===== Task material =====

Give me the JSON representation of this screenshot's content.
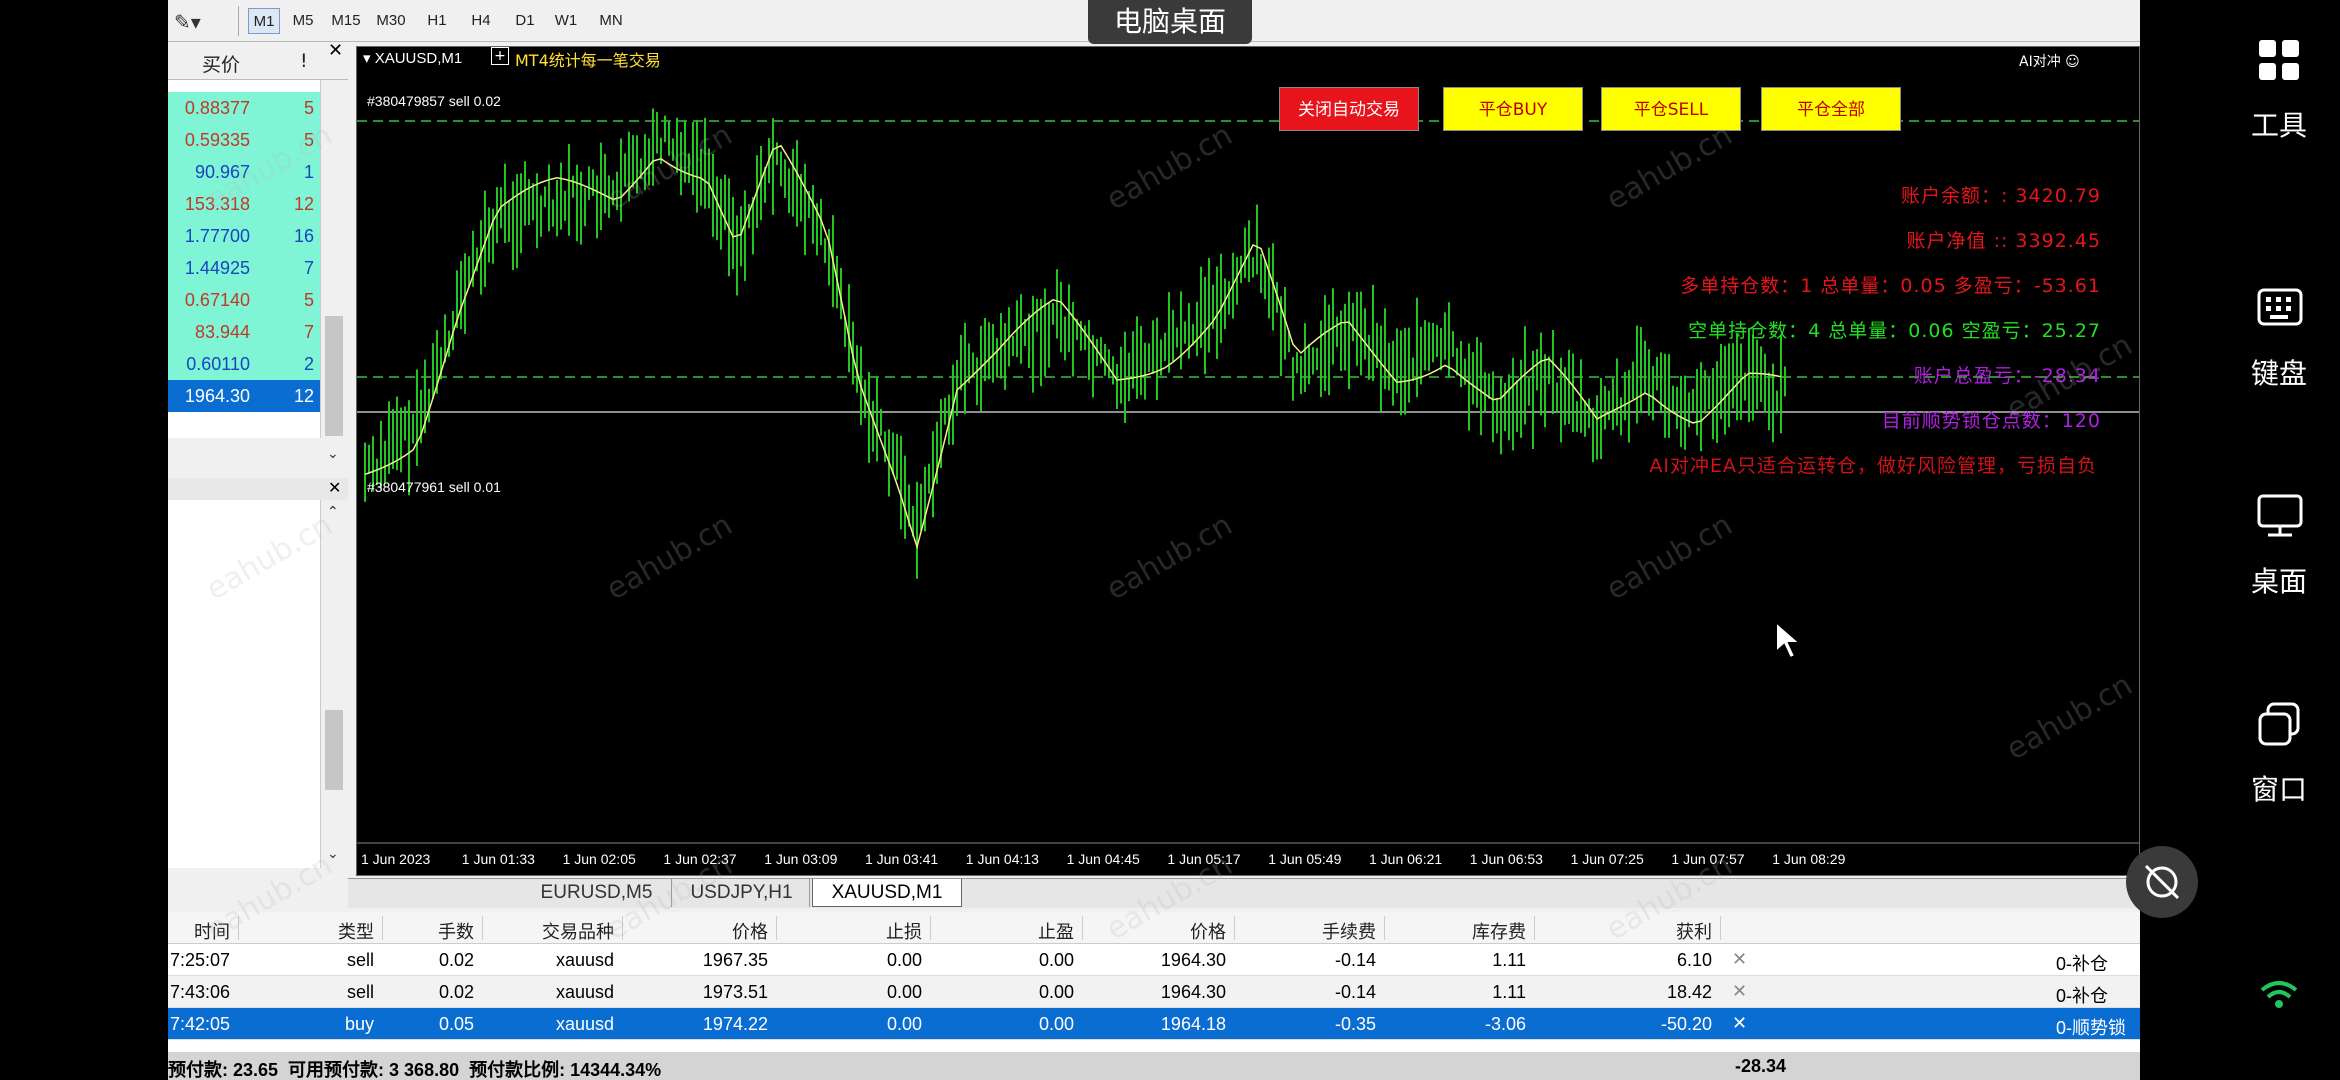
{
  "remote_title": "电脑桌面",
  "toolbar": {
    "timeframes": [
      "M1",
      "M5",
      "M15",
      "M30",
      "H1",
      "H4",
      "D1",
      "W1",
      "MN"
    ],
    "active": "M1"
  },
  "market_watch": {
    "header_bid": "买价",
    "header_spread": "!",
    "rows": [
      {
        "price": "0.88377",
        "spread": "5",
        "color": "#c0392b",
        "bg": "#7ff5d5"
      },
      {
        "price": "0.59335",
        "spread": "5",
        "color": "#c0392b",
        "bg": "#7ff5d5"
      },
      {
        "price": "90.967",
        "spread": "1",
        "color": "#1a44c0",
        "bg": "#7ff5d5"
      },
      {
        "price": "153.318",
        "spread": "12",
        "color": "#c0392b",
        "bg": "#7ff5d5"
      },
      {
        "price": "1.77700",
        "spread": "16",
        "color": "#1a44c0",
        "bg": "#7ff5d5"
      },
      {
        "price": "1.44925",
        "spread": "7",
        "color": "#1a44c0",
        "bg": "#7ff5d5"
      },
      {
        "price": "0.67140",
        "spread": "5",
        "color": "#c0392b",
        "bg": "#7ff5d5"
      },
      {
        "price": "83.944",
        "spread": "7",
        "color": "#c0392b",
        "bg": "#7ff5d5"
      },
      {
        "price": "0.60110",
        "spread": "2",
        "color": "#1a44c0",
        "bg": "#7ff5d5"
      },
      {
        "price": "1964.30",
        "spread": "12",
        "color": "#ffffff",
        "bg": "#0a6dd1"
      }
    ]
  },
  "chart": {
    "symbol": "XAUUSD,M1",
    "ea_name": "MT4统计每一笔交易",
    "ai_label": "AI对冲",
    "order_line_1": "#380479857 sell 0.02",
    "order_line_2": "#380477961 sell 0.01",
    "buttons": [
      {
        "label": "关闭自动交易",
        "bg": "#e8141b",
        "color": "#ffffff"
      },
      {
        "label": "平仓BUY",
        "bg": "#ffff00",
        "color": "#c00000"
      },
      {
        "label": "平仓SELL",
        "bg": "#ffff00",
        "color": "#c00000"
      },
      {
        "label": "平仓全部",
        "bg": "#ffff00",
        "color": "#c00000"
      }
    ],
    "info": [
      {
        "text": "账户余额：: 3420.79",
        "color": "#e8141b"
      },
      {
        "text": "账户净值 :: 3392.45",
        "color": "#e8141b"
      },
      {
        "text": "多单持仓数：1 总单量：0.05 多盈亏：-53.61",
        "color": "#e8141b"
      },
      {
        "text": "空单持仓数：4 总单量：0.06 空盈亏：25.27",
        "color": "#22e022"
      },
      {
        "text": "账户总盈亏：-28.34",
        "color": "#b020e0"
      },
      {
        "text": "目前顺势锁仓点数：120",
        "color": "#b020e0"
      },
      {
        "text": "AI对冲EA只适合运转仓，做好风险管理，亏损自负",
        "color": "#e8141b"
      }
    ],
    "time_labels": [
      "1 Jun 2023",
      "1 Jun 01:33",
      "1 Jun 02:05",
      "1 Jun 02:37",
      "1 Jun 03:09",
      "1 Jun 03:41",
      "1 Jun 04:13",
      "1 Jun 04:45",
      "1 Jun 05:17",
      "1 Jun 05:49",
      "1 Jun 06:21",
      "1 Jun 06:53",
      "1 Jun 07:25",
      "1 Jun 07:57",
      "1 Jun 08:29"
    ]
  },
  "chart_tabs": [
    "EURUSD,M5",
    "USDJPY,H1",
    "XAUUSD,M1"
  ],
  "active_chart_tab": "XAUUSD,M1",
  "trade": {
    "headers": [
      "时间",
      "类型",
      "手数",
      "交易品种",
      "价格",
      "止损",
      "止盈",
      "价格",
      "手续费",
      "库存费",
      "获利"
    ],
    "rows": [
      {
        "time": "7:25:07",
        "type": "sell",
        "lots": "0.02",
        "symbol": "xauusd",
        "price": "1967.35",
        "sl": "0.00",
        "tp": "0.00",
        "cur": "1964.30",
        "commission": "-0.14",
        "swap": "1.11",
        "profit": "6.10",
        "comment": "0-补仓",
        "selected": false
      },
      {
        "time": "7:43:06",
        "type": "sell",
        "lots": "0.02",
        "symbol": "xauusd",
        "price": "1973.51",
        "sl": "0.00",
        "tp": "0.00",
        "cur": "1964.30",
        "commission": "-0.14",
        "swap": "1.11",
        "profit": "18.42",
        "comment": "0-补仓",
        "selected": false
      },
      {
        "time": "7:42:05",
        "type": "buy",
        "lots": "0.05",
        "symbol": "xauusd",
        "price": "1974.22",
        "sl": "0.00",
        "tp": "0.00",
        "cur": "1964.18",
        "commission": "-0.35",
        "swap": "-3.06",
        "profit": "-50.20",
        "comment": "0-顺势锁",
        "selected": true
      }
    ],
    "summary": "预付款: 23.65  可用预付款: 3 368.80  预付款比例: 14344.34%",
    "summary_total": "-28.34"
  },
  "right_panel": {
    "tools": "工具",
    "keyboard": "键盘",
    "desktop": "桌面",
    "window": "窗口"
  },
  "watermark": "eahub.cn"
}
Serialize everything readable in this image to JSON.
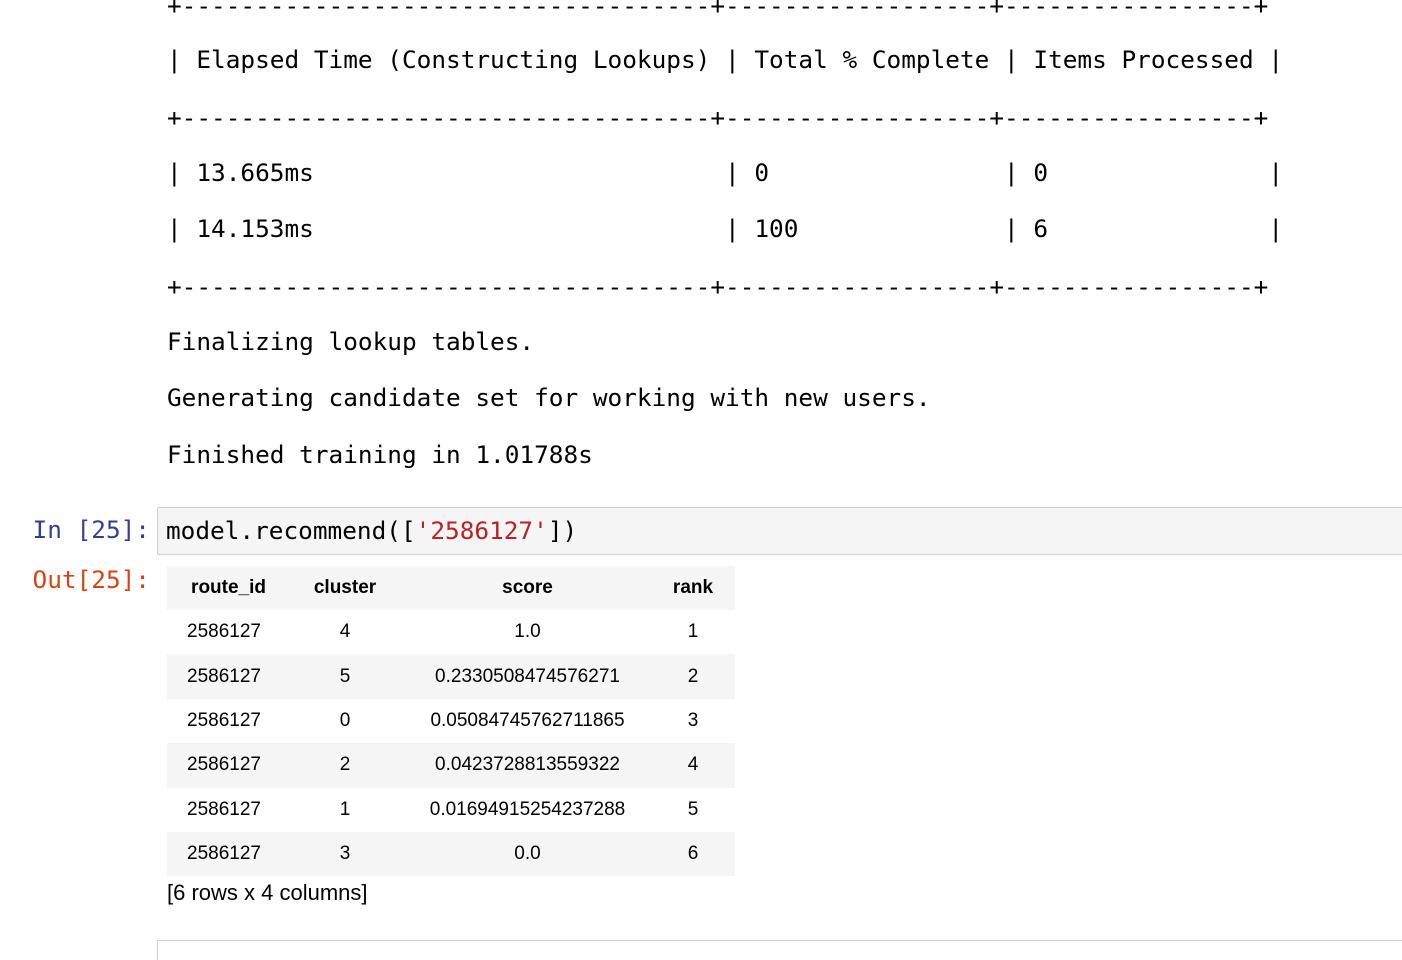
{
  "output": {
    "table_border": "+------------------------------------+------------------+-----------------+",
    "header_row": "| Elapsed Time (Constructing Lookups) | Total % Complete | Items Processed |",
    "progress_rows": [
      "| 13.665ms                            | 0                | 0               |",
      "| 14.153ms                            | 100              | 6               |"
    ],
    "messages": [
      "Finalizing lookup tables.",
      "Generating candidate set for working with new users.",
      "Finished training in 1.01788s"
    ]
  },
  "cell": {
    "in_prompt": "In [25]:",
    "out_prompt": "Out[25]:",
    "code_prefix": "model.recommend([",
    "code_string": "'2586127'",
    "code_suffix": "])"
  },
  "dataframe": {
    "columns": [
      "route_id",
      "cluster",
      "score",
      "rank"
    ],
    "rows": [
      [
        "2586127",
        "4",
        "1.0",
        "1"
      ],
      [
        "2586127",
        "5",
        "0.2330508474576271",
        "2"
      ],
      [
        "2586127",
        "0",
        "0.05084745762711865",
        "3"
      ],
      [
        "2586127",
        "2",
        "0.0423728813559322",
        "4"
      ],
      [
        "2586127",
        "1",
        "0.01694915254237288",
        "5"
      ],
      [
        "2586127",
        "3",
        "0.0",
        "6"
      ]
    ],
    "summary": "[6 rows x 4 columns]"
  }
}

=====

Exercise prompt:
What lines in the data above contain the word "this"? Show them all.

Worked solution:
Give me the JSON representation of this screenshot's content.
Serialize everything readable in this image to JSON.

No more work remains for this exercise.